Exercise: Pictures stay out, but every line of the data is copied exactly.

Web page and app entries
○ ○ ○ ○ ○

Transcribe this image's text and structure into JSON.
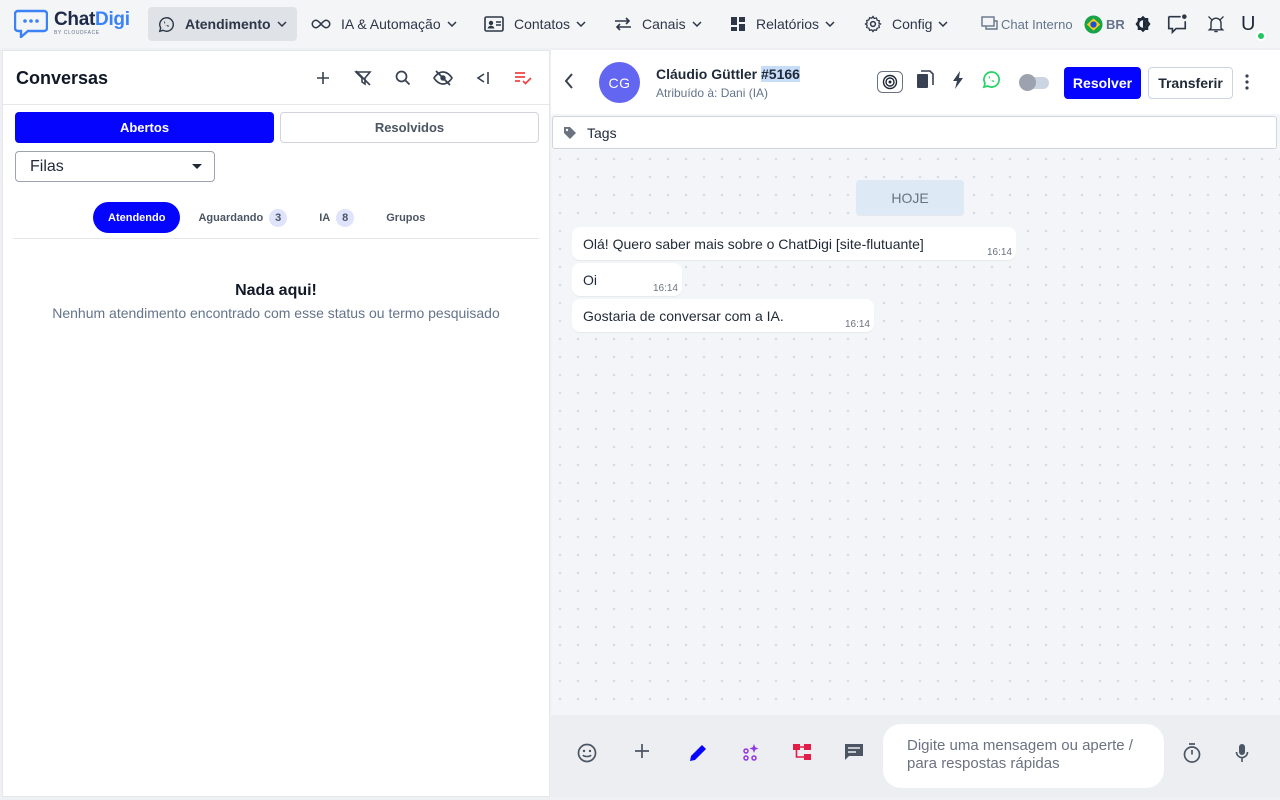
{
  "brand": {
    "name_main": "Chat",
    "name_accent": "Digi",
    "subtitle": "BY CLOUDFACE",
    "accent_color": "#3b82f6"
  },
  "nav": {
    "items": [
      {
        "label": "Atendimento",
        "icon": "whatsapp-icon",
        "active": true
      },
      {
        "label": "IA & Automação",
        "icon": "infinity-icon"
      },
      {
        "label": "Contatos",
        "icon": "contact-card-icon"
      },
      {
        "label": "Canais",
        "icon": "arrows-icon"
      },
      {
        "label": "Relatórios",
        "icon": "dashboard-icon"
      },
      {
        "label": "Config",
        "icon": "gear-icon"
      }
    ],
    "chat_interno": "Chat Interno",
    "lang": "BR",
    "user_initial": "U"
  },
  "left": {
    "title": "Conversas",
    "tabs": {
      "open": "Abertos",
      "resolved": "Resolvidos"
    },
    "queue_select": "Filas",
    "subtabs": [
      {
        "label": "Atendendo",
        "count": null
      },
      {
        "label": "Aguardando",
        "count": "3"
      },
      {
        "label": "IA",
        "count": "8"
      },
      {
        "label": "Grupos",
        "count": null
      }
    ],
    "empty_title": "Nada aqui!",
    "empty_sub": "Nenhum atendimento encontrado com esse status ou termo pesquisado"
  },
  "chat": {
    "avatar_initials": "CG",
    "contact_name": "Cláudio Güttler",
    "ticket_id": "#5166",
    "assigned": "Atribuído à: Dani (IA)",
    "resolve_label": "Resolver",
    "transfer_label": "Transferir",
    "tags_label": "Tags",
    "day_label": "HOJE",
    "messages": [
      {
        "text": "Olá! Quero saber mais sobre o ChatDigi [site-flutuante]",
        "time": "16:14"
      },
      {
        "text": "Oi",
        "time": "16:14"
      },
      {
        "text": "Gostaria de conversar com a IA.",
        "time": "16:14"
      }
    ],
    "input_placeholder": "Digite uma mensagem ou aperte / para respostas rápidas"
  },
  "colors": {
    "primary": "#0505ff",
    "avatar": "#6366f1",
    "whatsapp": "#25d366",
    "online": "#22c55e"
  }
}
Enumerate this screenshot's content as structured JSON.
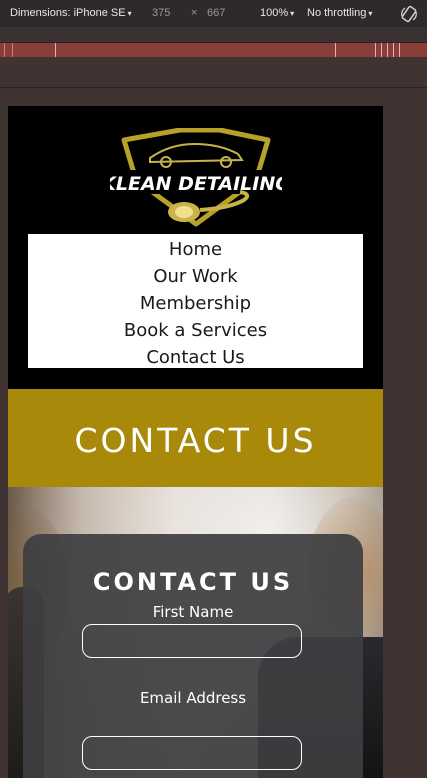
{
  "devtools": {
    "dimensions_label": "Dimensions: iPhone SE",
    "width": "375",
    "times": "×",
    "height": "667",
    "zoom": "100%",
    "throttling": "No throttling",
    "caret": "▾",
    "rotate_icon": "rotate-icon"
  },
  "site": {
    "logo_text": "KLEAN DETAILING",
    "nav": [
      "Home",
      "Our Work",
      "Membership",
      "Book a Services",
      "Contact Us"
    ],
    "hero_title": "CONTACT US",
    "form": {
      "title": "CONTACT US",
      "first_name_label": "First Name",
      "email_label": "Email Address",
      "first_name_value": "",
      "email_value": ""
    }
  },
  "colors": {
    "hero_gold": "#a8890a",
    "logo_gold": "#b8a12a",
    "panel": "#3e3e42"
  }
}
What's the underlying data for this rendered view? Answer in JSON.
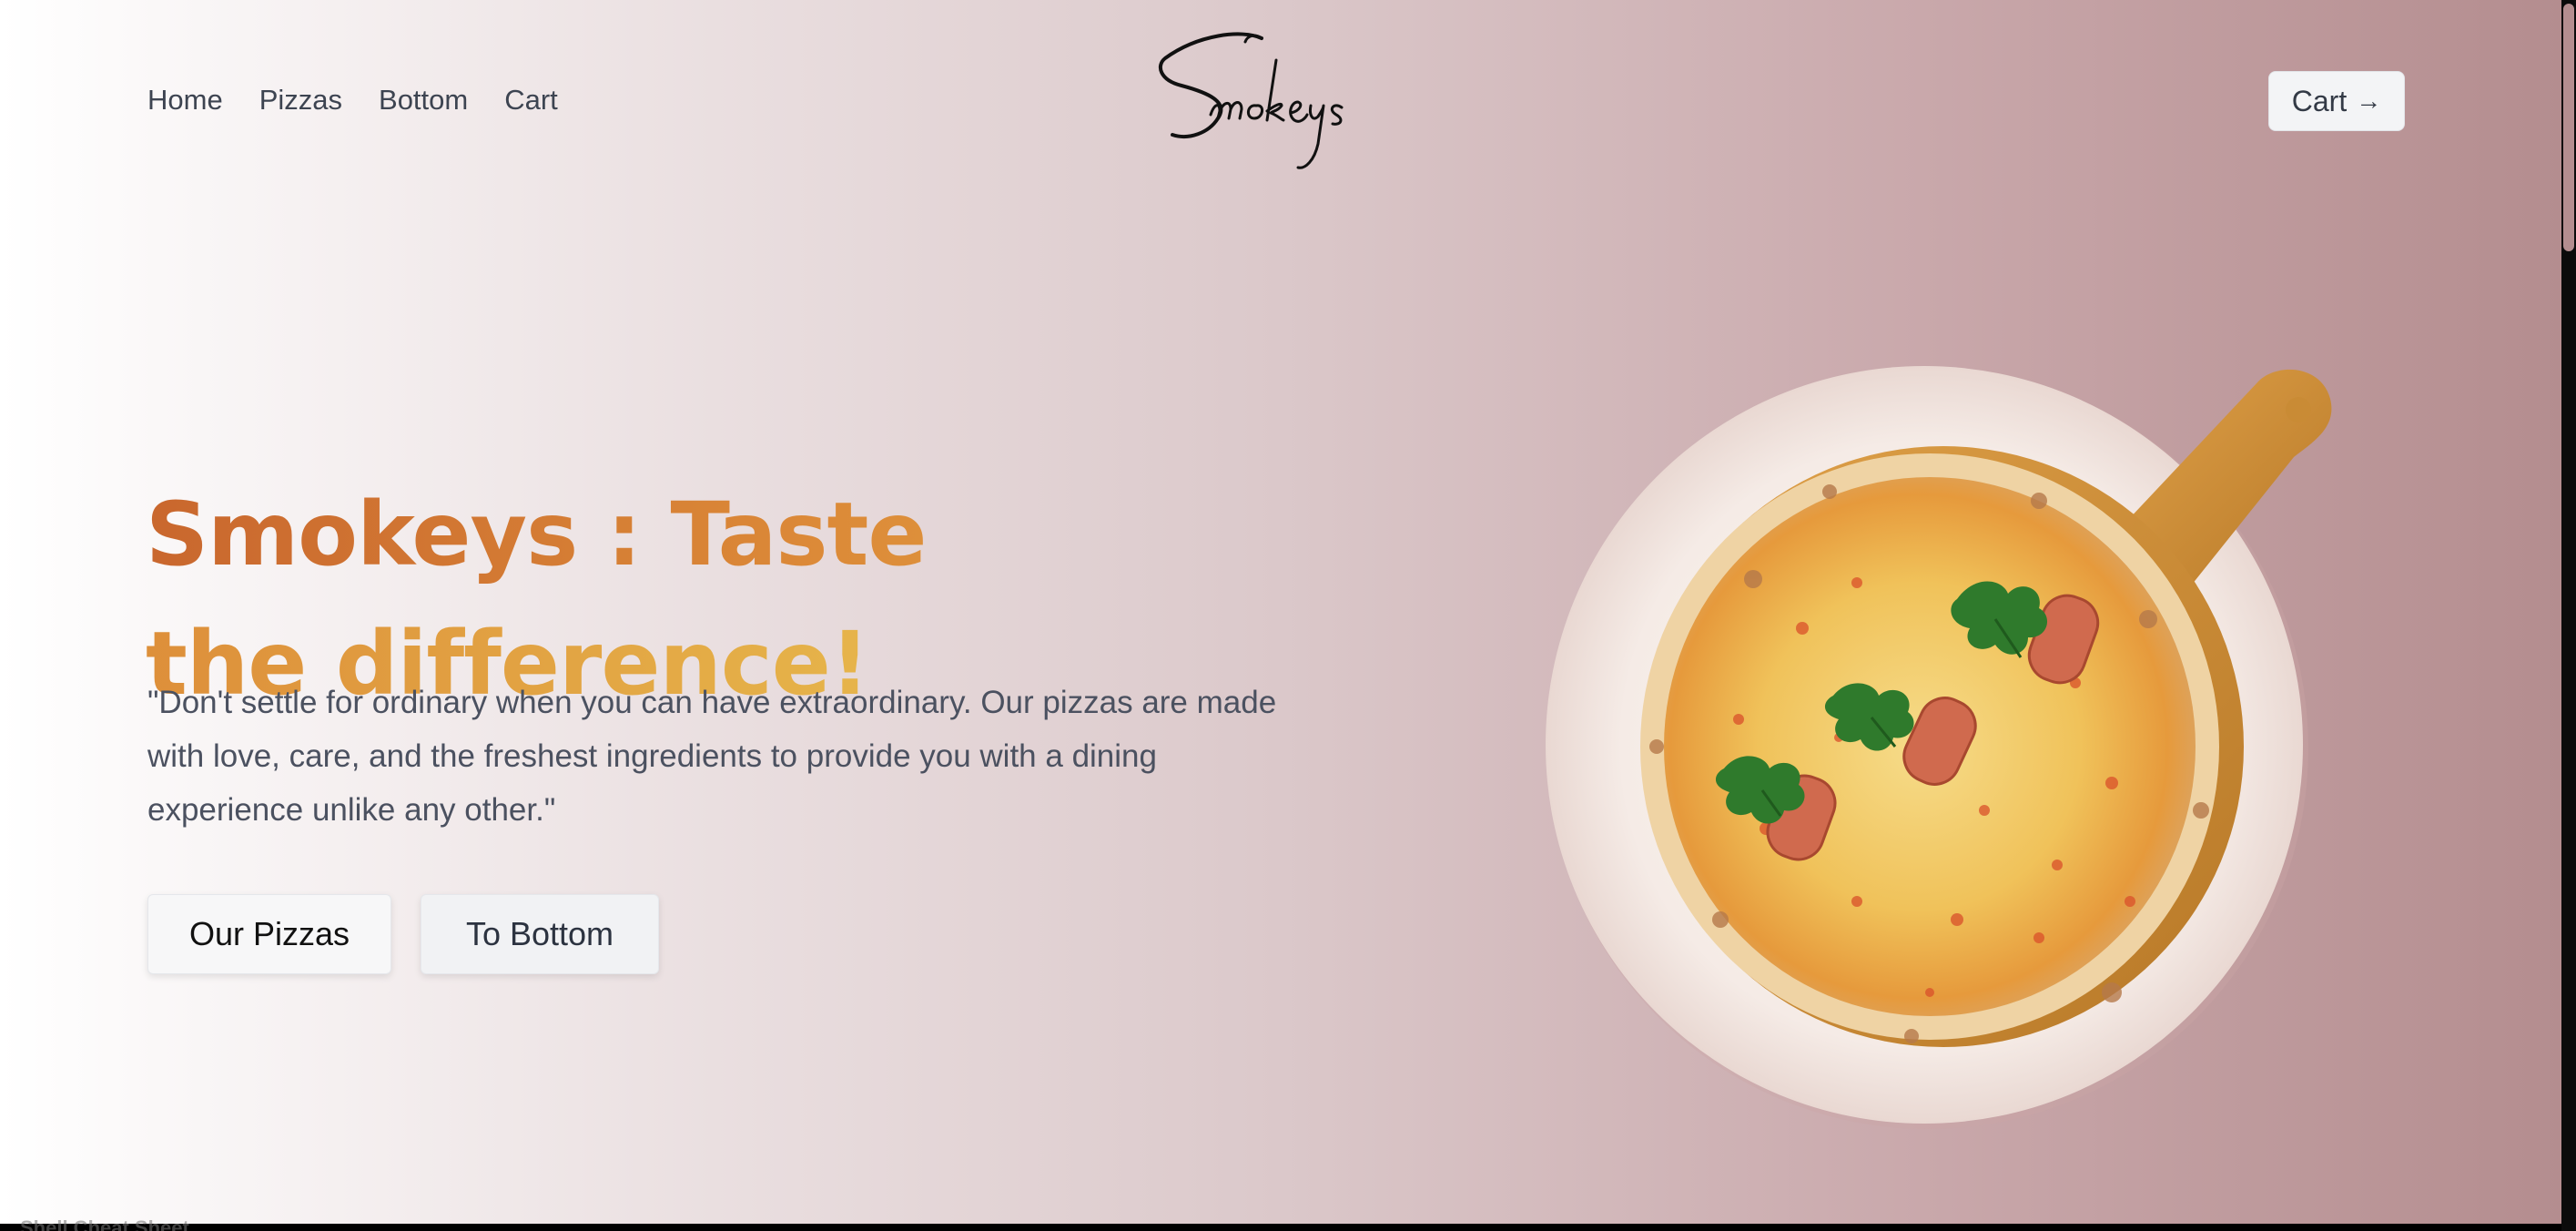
{
  "nav": {
    "items": [
      "Home",
      "Pizzas",
      "Bottom",
      "Cart"
    ]
  },
  "logo": {
    "text": "Smokeys"
  },
  "header": {
    "cart_label": "Cart",
    "cart_icon": "arrow-right-icon"
  },
  "hero": {
    "title": "Smokeys : Taste the difference!",
    "description": "\"Don't settle for ordinary when you can have extraordinary. Our pizzas are made with love, care, and the freshest ingredients to provide you with a dining experience unlike any other.\"",
    "primary_button": "Our Pizzas",
    "secondary_button": "To Bottom",
    "title_gradient": [
      "#c9672e",
      "#e6b44a"
    ]
  },
  "image": {
    "icon": "pizza-on-board-image"
  },
  "taskbar": {
    "text": "Shell Cheat Sheet"
  },
  "colors": {
    "background_start": "#ffffff",
    "background_end": "#b48d8f",
    "nav_text": "#3d4451",
    "body_text": "#4b5160"
  }
}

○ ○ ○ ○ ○

Worked solution:
Transcribe this image's text and structure into JSON.
{
  "brand": {
    "name_main": "Chat",
    "name_accent": "Digi",
    "subtitle": "BY CLOUDFACE",
    "accent_color": "#3b82f6"
  },
  "nav": {
    "items": [
      {
        "label": "Atendimento",
        "icon": "whatsapp-icon",
        "active": true
      },
      {
        "label": "IA & Automação",
        "icon": "infinity-icon"
      },
      {
        "label": "Contatos",
        "icon": "contact-card-icon"
      },
      {
        "label": "Canais",
        "icon": "arrows-icon"
      },
      {
        "label": "Relatórios",
        "icon": "dashboard-icon"
      },
      {
        "label": "Config",
        "icon": "gear-icon"
      }
    ],
    "chat_interno": "Chat Interno",
    "lang": "BR",
    "user_initial": "U"
  },
  "left": {
    "title": "Conversas",
    "tabs": {
      "open": "Abertos",
      "resolved": "Resolvidos"
    },
    "queue_select": "Filas",
    "subtabs": [
      {
        "label": "Atendendo",
        "count": null
      },
      {
        "label": "Aguardando",
        "count": "3"
      },
      {
        "label": "IA",
        "count": "8"
      },
      {
        "label": "Grupos",
        "count": null
      }
    ],
    "empty_title": "Nada aqui!",
    "empty_sub": "Nenhum atendimento encontrado com esse status ou termo pesquisado"
  },
  "chat": {
    "avatar_initials": "CG",
    "contact_name": "Cláudio Güttler",
    "ticket_id": "#5166",
    "assigned": "Atribuído à: Dani (IA)",
    "resolve_label": "Resolver",
    "transfer_label": "Transferir",
    "tags_label": "Tags",
    "day_label": "HOJE",
    "messages": [
      {
        "text": "Olá! Quero saber mais sobre o ChatDigi [site-flutuante]",
        "time": "16:14"
      },
      {
        "text": "Oi",
        "time": "16:14"
      },
      {
        "text": "Gostaria de conversar com a IA.",
        "time": "16:14"
      }
    ],
    "input_placeholder": "Digite uma mensagem ou aperte / para respostas rápidas"
  },
  "colors": {
    "primary": "#0505ff",
    "avatar": "#6366f1",
    "whatsapp": "#25d366",
    "online": "#22c55e"
  }
}
Enumerate this screenshot's content as structured JSON.
{
  "devtools": {
    "dimensions_label": "Dimensions: iPhone SE",
    "width": "375",
    "times": "×",
    "height": "667",
    "zoom": "100%",
    "throttling": "No throttling",
    "caret": "▾",
    "rotate_icon": "rotate-icon"
  },
  "site": {
    "logo_text": "KLEAN DETAILING",
    "nav": [
      "Home",
      "Our Work",
      "Membership",
      "Book a Services",
      "Contact Us"
    ],
    "hero_title": "CONTACT US",
    "form": {
      "title": "CONTACT US",
      "first_name_label": "First Name",
      "email_label": "Email Address",
      "first_name_value": "",
      "email_value": ""
    }
  },
  "colors": {
    "hero_gold": "#a8890a",
    "logo_gold": "#b8a12a",
    "panel": "#3e3e42"
  }
}
What's the underlying data for this rendered view? Answer in JSON.
{
  "nav": {
    "items": [
      "Home",
      "Pizzas",
      "Bottom",
      "Cart"
    ]
  },
  "logo": {
    "text": "Smokeys"
  },
  "header": {
    "cart_label": "Cart",
    "cart_icon": "arrow-right-icon"
  },
  "hero": {
    "title": "Smokeys : Taste the difference!",
    "description": "\"Don't settle for ordinary when you can have extraordinary. Our pizzas are made with love, care, and the freshest ingredients to provide you with a dining experience unlike any other.\"",
    "primary_button": "Our Pizzas",
    "secondary_button": "To Bottom",
    "title_gradient": [
      "#c9672e",
      "#e6b44a"
    ]
  },
  "image": {
    "icon": "pizza-on-board-image"
  },
  "taskbar": {
    "text": "Shell Cheat Sheet"
  },
  "colors": {
    "background_start": "#ffffff",
    "background_end": "#b48d8f",
    "nav_text": "#3d4451",
    "body_text": "#4b5160"
  }
}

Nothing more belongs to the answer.